|The Frankfurt-Tipp rating:|
|Production country:||Deutschland 2016|
|Running time:||Approx. 86 min|
Things are not looking good for the Swabian pig farmer Huber (Golo Euler). First his beloved Birgit (Rosalie Thomass) has moved to East Germany and then he has to learn that his family's farm is broke. And just when things couldn't get any worse, a meteorite falls directly into his barn. Now he's faced with nothing. Only one last sow is left to him. Together with her, Huber leaves his home and starts a new life as a rebellious vagabond. Maybe he can change something this way, set a sign against the big ones who consciencelessly destroy little ones like him. Because one thing is clear: it can't go on like this!

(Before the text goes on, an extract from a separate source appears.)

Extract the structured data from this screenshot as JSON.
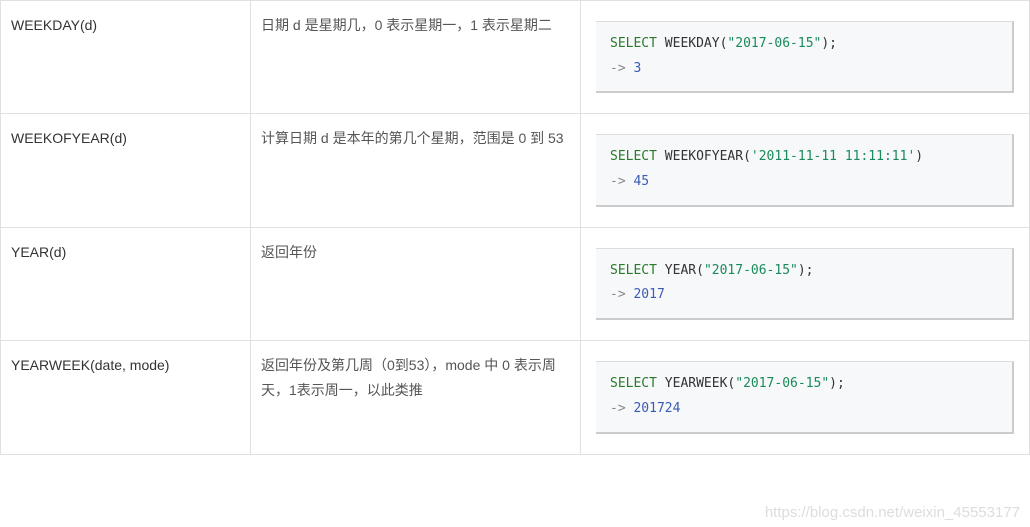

With The Last Sow, director Aron Lehmann presents an anarchic road movie that tells its story as a mixture of biting satire, very wry humour and quiet drama. Huber is a kind of Don Quixote, for his attempt to take on the great and powerful is truly a battle against windmills. But of course, that doesn't stop him from his crusade. This has moments of wonderful absurdity that are all too rare in German cinema. But there are also scenes in which the mirror is held up to society in an almost painful way. In such moments, the film reveals a profundity that is cleverly constructed and that can further underpin its interesting message.

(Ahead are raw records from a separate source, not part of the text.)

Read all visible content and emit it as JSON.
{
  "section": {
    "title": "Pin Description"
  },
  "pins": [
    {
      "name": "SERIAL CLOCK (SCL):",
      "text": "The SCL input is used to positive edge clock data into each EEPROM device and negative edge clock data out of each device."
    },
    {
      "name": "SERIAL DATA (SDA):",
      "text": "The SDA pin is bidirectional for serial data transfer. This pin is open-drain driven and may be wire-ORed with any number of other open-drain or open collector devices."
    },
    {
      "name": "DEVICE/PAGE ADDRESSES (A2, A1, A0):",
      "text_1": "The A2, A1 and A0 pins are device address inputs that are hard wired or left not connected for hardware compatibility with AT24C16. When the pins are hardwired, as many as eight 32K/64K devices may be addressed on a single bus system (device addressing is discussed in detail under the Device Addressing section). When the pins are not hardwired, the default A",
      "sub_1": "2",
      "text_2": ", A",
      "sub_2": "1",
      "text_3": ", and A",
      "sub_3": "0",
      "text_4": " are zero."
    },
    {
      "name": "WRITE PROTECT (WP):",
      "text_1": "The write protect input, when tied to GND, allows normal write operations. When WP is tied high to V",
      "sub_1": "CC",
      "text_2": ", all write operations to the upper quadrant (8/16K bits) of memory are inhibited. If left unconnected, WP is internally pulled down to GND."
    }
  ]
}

Lehmann offers its viewers plenty to laugh about and to think about. But towards the end, the whole thing loses its bite and seems too overconstructed, almost chaotic. It seems as if Lehmann wanted to catch up with the rather carried, almost laconic pace of the beginning in the last act in order to pack everything he wanted to tell into the 86 minute running time. While this still has a certain appeal, it doesn't work nearly as well as, say, the first half hour.
There's no question that The Last Sow is a very unusual film that may be a bit too special for mass tastes. But if you like quirky and delightfully mischievous comedies with depth, you shouldn't miss this amusing mess. And that's why, despite some weaknesses, there's a good one at the end: Worth seeing!
An article by Frankfurt-Tipp